- Roof repairs.
- Aesthetic modifications.
- Installation of new water or HVAC systems.
Devices (including those meant for medical purposes) are also not eligible expenses under Ontario’s renovation tax credit.
Applying for Ontario’s renovation tax credit
If you incurred eligible expenses between 2011 and 2016 but did not claim Ontario’s tax credit, you may be able to amend prior returns. Get in touch with your accountant to verify eligibility and make those changes.
British Columbia’s home renovation tax credit for seniors and persons with disabilities
British Columbia’s renovation tax credit is refundable and has been ongoing since 2012. Eligible homeowners can receive a credit for 10% of qualifying expenses, up to a maximum of $1,000 per year.
As with Ontario’s credit, you need to either be 65 and older, live with someone who is, or have a disability. The disability clause was introduced as of February 17, 2016.
The primary purpose of the renovations must also be to make your home safer. That qualifies expenses such as:
- Walk-in bathtubs.
- Lowering countertops and cabinets.
- Widening doors.
- Placing lever handles on doors.
Ineligible expenses would include those similar in intention to Ontario’s exclusions; aesthetic modifications, home maintenance, and more.
Applying for British Columbia’s renovation tax credit
Because this tax credit is ongoing, you can claim it on eligible expenses incurred at any point after April 1, 2012. Keep in mind that the expenses must be attached to the specific year return in which they were incurred.

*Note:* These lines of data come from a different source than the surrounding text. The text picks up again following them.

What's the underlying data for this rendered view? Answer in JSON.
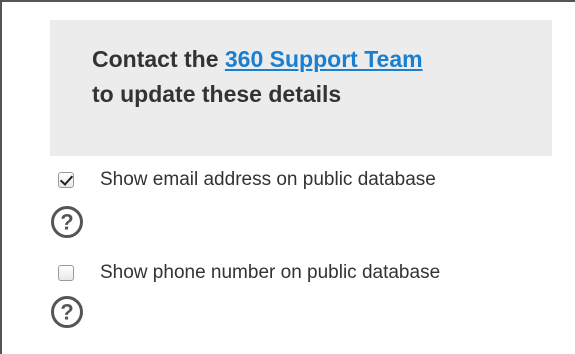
{
  "notice": {
    "text_before": "Contact the ",
    "link_text": "360 Support Team",
    "text_after": "to update these details"
  },
  "options": {
    "email": {
      "label": "Show email address on public database",
      "checked": true
    },
    "phone": {
      "label": "Show phone number on public database",
      "checked": false
    }
  },
  "icons": {
    "help": "question-circle-icon"
  },
  "colors": {
    "link": "#1a7fd0",
    "notice_background": "#ececec",
    "text": "#333333"
  }
}
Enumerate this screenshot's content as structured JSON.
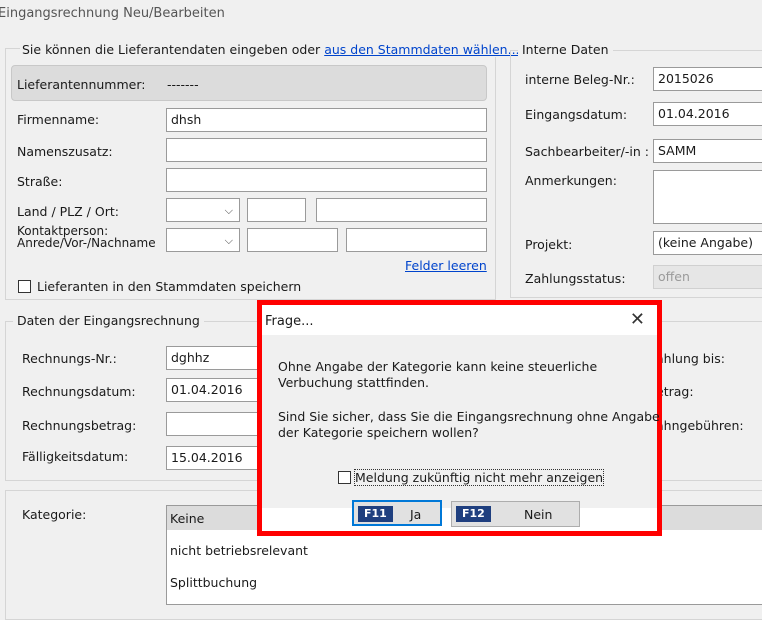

Further, some aspects of the program (such as those intended to help people with disabilities) were not introduced until later years. As such, you’ll need to work with an accountant to determine eligibility when claiming the credit retroactively.
Don’t qualify for home renovation tax credits? You can still save on renovations with Alpine Credits
As you can see, home renovation tax credits come with fairly strict eligibility requirements. If you don’t qualify for any of the credits we’ve discussed in this article, don’t panic! At Alpine Credits, we’ve been helping homeowners finance renovations responsibly for decades.
With a home equity loan from Alpine Credits, you’ll be able to cover renovation costs at very reasonable interest rates using the equity you’ve already built up in your home. The money is yours to use how you see fit, with no list of ineligible renovations to worry about.
While a loan is, of course, very different than a tax credit, competitive interest rates and monthly payments make our services every bit as useful to those who need a hand with paying for renovations.
Frequently asked questions
If you haven’t already claimed the federal home renovation tax credit, you’re out of luck. The program was only operational in 2009 and returns from that year lie beyond the 10-year range in which documents can be amended.
However, you may still apply for provincial renovation tax credits in subsequent years if you live in Ontario or British Columbia.
When people mention the renovation tax credit, they are generally referring to the federal program that ran during the 2009 tax year. However, there are provincial programs available in more recent tax years. These are offered in Ontario and British Columbia.